What to do:
Without including any picture, return the complete set of records exactly.

%%

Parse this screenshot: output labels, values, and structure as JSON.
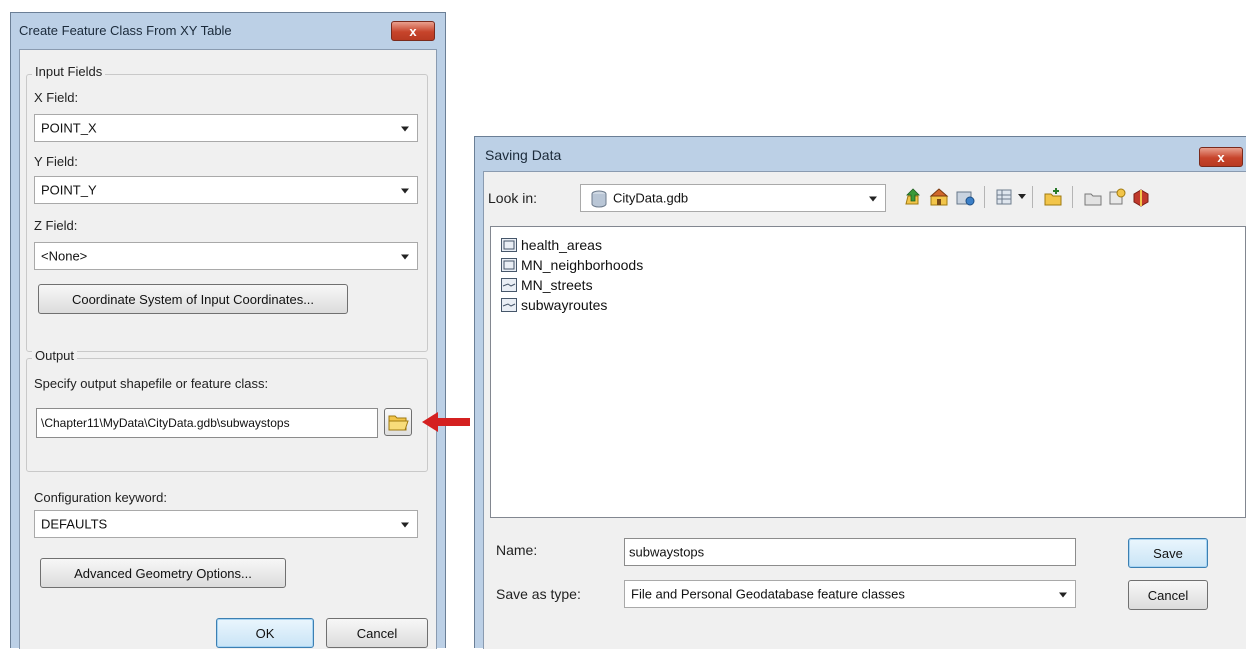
{
  "dialog1": {
    "title": "Create Feature Class From XY Table",
    "input_fields_legend": "Input Fields",
    "x_field": {
      "label": "X Field:",
      "value": "POINT_X"
    },
    "y_field": {
      "label": "Y Field:",
      "value": "POINT_Y"
    },
    "z_field": {
      "label": "Z Field:",
      "value": "<None>"
    },
    "coord_button": "Coordinate System of Input Coordinates...",
    "output_legend": "Output",
    "output_label": "Specify output shapefile or feature class:",
    "output_path": "\\Chapter11\\MyData\\CityData.gdb\\subwaystops",
    "config_label": "Configuration keyword:",
    "config_value": "DEFAULTS",
    "advanced_button": "Advanced Geometry Options...",
    "ok_button": "OK",
    "cancel_button": "Cancel",
    "close_glyph": "x"
  },
  "dialog2": {
    "title": "Saving Data",
    "look_in_label": "Look in:",
    "look_in_value": "CityData.gdb",
    "items": [
      {
        "name": "health_areas",
        "type": "polygon"
      },
      {
        "name": "MN_neighborhoods",
        "type": "polygon"
      },
      {
        "name": "MN_streets",
        "type": "line"
      },
      {
        "name": "subwayroutes",
        "type": "line"
      }
    ],
    "name_label": "Name:",
    "name_value": "subwaystops",
    "type_label": "Save as type:",
    "type_value": "File and Personal Geodatabase feature classes",
    "save_button": "Save",
    "cancel_button": "Cancel",
    "close_glyph": "x"
  },
  "colors": {
    "title_bar": "#bcd0e6",
    "close_button": "#c7442b",
    "arrow": "#d42020",
    "folder": "#f2c54a"
  }
}
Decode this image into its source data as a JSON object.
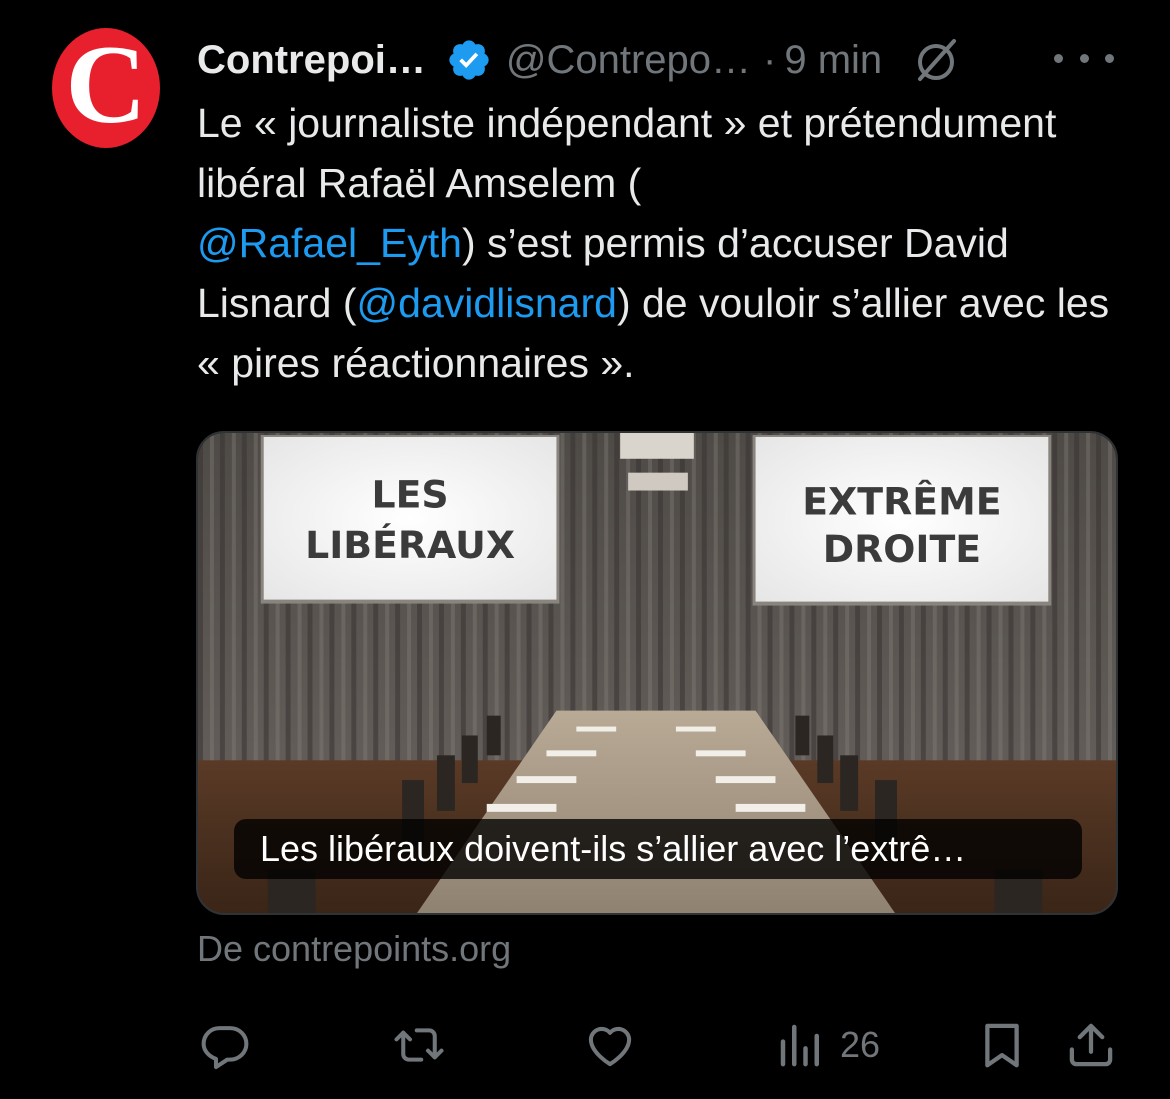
{
  "author": {
    "avatar_letter": "C",
    "display_name": "Contrepoi…",
    "handle": "@Contrepo…",
    "separator": "·",
    "time": "9 min",
    "verified": true
  },
  "tweet": {
    "text_1": "Le « journaliste indépendant » et prétendument libéral Rafaël Amselem (",
    "mention_1": "@Rafael_Eyth",
    "text_2": ") s’est permis d’accuser David Lisnard (",
    "mention_2": "@davidlisnard",
    "text_3": ") de vouloir s’allier avec les « pires réactionnaires »."
  },
  "card": {
    "screen_left_line1": "LES",
    "screen_left_line2": "LIBÉRAUX",
    "screen_right_line1": "EXTRÊME",
    "screen_right_line2": "DROITE",
    "caption": "Les libéraux doivent-ils s’allier avec l’extrê…",
    "source": "De contrepoints.org"
  },
  "actions": {
    "views": "26"
  },
  "colors": {
    "background": "#000000",
    "text": "#e7e9ea",
    "secondary": "#71767b",
    "link": "#1d9bf0",
    "verified": "#1d9bf0",
    "avatar": "#e8202e"
  },
  "icons": [
    "verified-badge-icon",
    "grok-icon",
    "more-icon",
    "reply-icon",
    "repost-icon",
    "like-icon",
    "views-icon",
    "bookmark-icon",
    "share-icon"
  ]
}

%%

Task answer:
Parse this screenshot: output labels, values, and structure as JSON.
{
  "dialog1": {
    "title": "Create Feature Class From XY Table",
    "input_fields_legend": "Input Fields",
    "x_field": {
      "label": "X Field:",
      "value": "POINT_X"
    },
    "y_field": {
      "label": "Y Field:",
      "value": "POINT_Y"
    },
    "z_field": {
      "label": "Z Field:",
      "value": "<None>"
    },
    "coord_button": "Coordinate System of Input Coordinates...",
    "output_legend": "Output",
    "output_label": "Specify output shapefile or feature class:",
    "output_path": "\\Chapter11\\MyData\\CityData.gdb\\subwaystops",
    "config_label": "Configuration keyword:",
    "config_value": "DEFAULTS",
    "advanced_button": "Advanced Geometry Options...",
    "ok_button": "OK",
    "cancel_button": "Cancel",
    "close_glyph": "x"
  },
  "dialog2": {
    "title": "Saving Data",
    "look_in_label": "Look in:",
    "look_in_value": "CityData.gdb",
    "items": [
      {
        "name": "health_areas",
        "type": "polygon"
      },
      {
        "name": "MN_neighborhoods",
        "type": "polygon"
      },
      {
        "name": "MN_streets",
        "type": "line"
      },
      {
        "name": "subwayroutes",
        "type": "line"
      }
    ],
    "name_label": "Name:",
    "name_value": "subwaystops",
    "type_label": "Save as type:",
    "type_value": "File and Personal Geodatabase feature classes",
    "save_button": "Save",
    "cancel_button": "Cancel",
    "close_glyph": "x"
  },
  "colors": {
    "title_bar": "#bcd0e6",
    "close_button": "#c7442b",
    "arrow": "#d42020",
    "folder": "#f2c54a"
  }
}
Decode this image into its source data as a JSON object.
{
  "author": {
    "avatar_letter": "C",
    "display_name": "Contrepoi…",
    "handle": "@Contrepo…",
    "separator": "·",
    "time": "9 min",
    "verified": true
  },
  "tweet": {
    "text_1": "Le « journaliste indépendant » et prétendument libéral Rafaël Amselem (",
    "mention_1": "@Rafael_Eyth",
    "text_2": ") s’est permis d’accuser David Lisnard (",
    "mention_2": "@davidlisnard",
    "text_3": ") de vouloir s’allier avec les « pires réactionnaires »."
  },
  "card": {
    "screen_left_line1": "LES",
    "screen_left_line2": "LIBÉRAUX",
    "screen_right_line1": "EXTRÊME",
    "screen_right_line2": "DROITE",
    "caption": "Les libéraux doivent-ils s’allier avec l’extrê…",
    "source": "De contrepoints.org"
  },
  "actions": {
    "views": "26"
  },
  "colors": {
    "background": "#000000",
    "text": "#e7e9ea",
    "secondary": "#71767b",
    "link": "#1d9bf0",
    "verified": "#1d9bf0",
    "avatar": "#e8202e"
  },
  "icons": [
    "verified-badge-icon",
    "grok-icon",
    "more-icon",
    "reply-icon",
    "repost-icon",
    "like-icon",
    "views-icon",
    "bookmark-icon",
    "share-icon"
  ]
}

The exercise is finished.